With the sartorial elegance associated with diplomats, the aspirant has to be smartly turned out and well groomed. This is particularly important if a lady becomes the next U.N. Secretary-General.
If a senior official of the Secretariat or a senior diplomat begins taking French lessons in New York, it is presumed that he or she aspires to be a candidate for the post of Secretary-General. France absolutely insists that it will veto any candidate who does not speak French. But mercifully, no desirable level has been clearly established and the French vote is often determined by other factors. Ban Ki-moon’s French is not particularly strong, but the French had other reasons to support him. But the French trump card is a nightmare for aspirants.
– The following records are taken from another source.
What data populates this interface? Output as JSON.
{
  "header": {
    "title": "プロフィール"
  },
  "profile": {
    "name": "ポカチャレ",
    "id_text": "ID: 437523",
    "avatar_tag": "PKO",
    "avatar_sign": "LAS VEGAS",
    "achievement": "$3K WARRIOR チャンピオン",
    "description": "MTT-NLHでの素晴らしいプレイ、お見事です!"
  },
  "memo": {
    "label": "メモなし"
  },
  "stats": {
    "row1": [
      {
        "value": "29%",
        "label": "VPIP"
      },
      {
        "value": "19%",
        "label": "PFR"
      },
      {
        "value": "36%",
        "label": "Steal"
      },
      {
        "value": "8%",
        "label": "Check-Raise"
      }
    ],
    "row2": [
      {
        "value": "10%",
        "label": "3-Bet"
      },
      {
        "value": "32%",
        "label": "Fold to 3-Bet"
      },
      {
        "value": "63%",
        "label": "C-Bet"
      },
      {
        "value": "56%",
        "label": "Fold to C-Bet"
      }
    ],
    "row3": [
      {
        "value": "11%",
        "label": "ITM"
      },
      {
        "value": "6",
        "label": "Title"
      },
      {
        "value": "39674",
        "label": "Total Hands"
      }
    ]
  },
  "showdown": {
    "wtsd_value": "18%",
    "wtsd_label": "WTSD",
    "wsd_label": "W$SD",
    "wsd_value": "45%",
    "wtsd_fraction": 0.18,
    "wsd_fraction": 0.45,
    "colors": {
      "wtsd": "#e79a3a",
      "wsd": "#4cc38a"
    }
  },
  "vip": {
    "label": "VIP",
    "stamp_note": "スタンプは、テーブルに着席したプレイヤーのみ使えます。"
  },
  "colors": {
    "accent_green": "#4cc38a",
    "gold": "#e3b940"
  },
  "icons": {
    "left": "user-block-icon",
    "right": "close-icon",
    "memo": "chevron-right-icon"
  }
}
If China and Russia too had imposed such conditions, the language courses at the U.N. would be heavily subscribed.
Ban Ki-moon has nearly two more years to go, but the race for his successor has already begun in the world capitals as well as in New York. Since there is no established procedure, whispers in the delegates’ lounge and conference corridors lead to speculation, emergence of candidates, controversies, convergence of opinions and even consensus. One agreement that has been reached so far is that the next Secretary-General shall be appointed as early as possible, preferably not later than one month before the term of the incumbent expires. The decision in November 2016 may be a surprise, but it will be no surprise if a lady from East Europe walks away with the post.
(T.P. Sreenivasan has represented India at the U.N. in New York, Nairobi and Vienna. He was also the head of the U.N. Division in the Ministry of External Affairs.)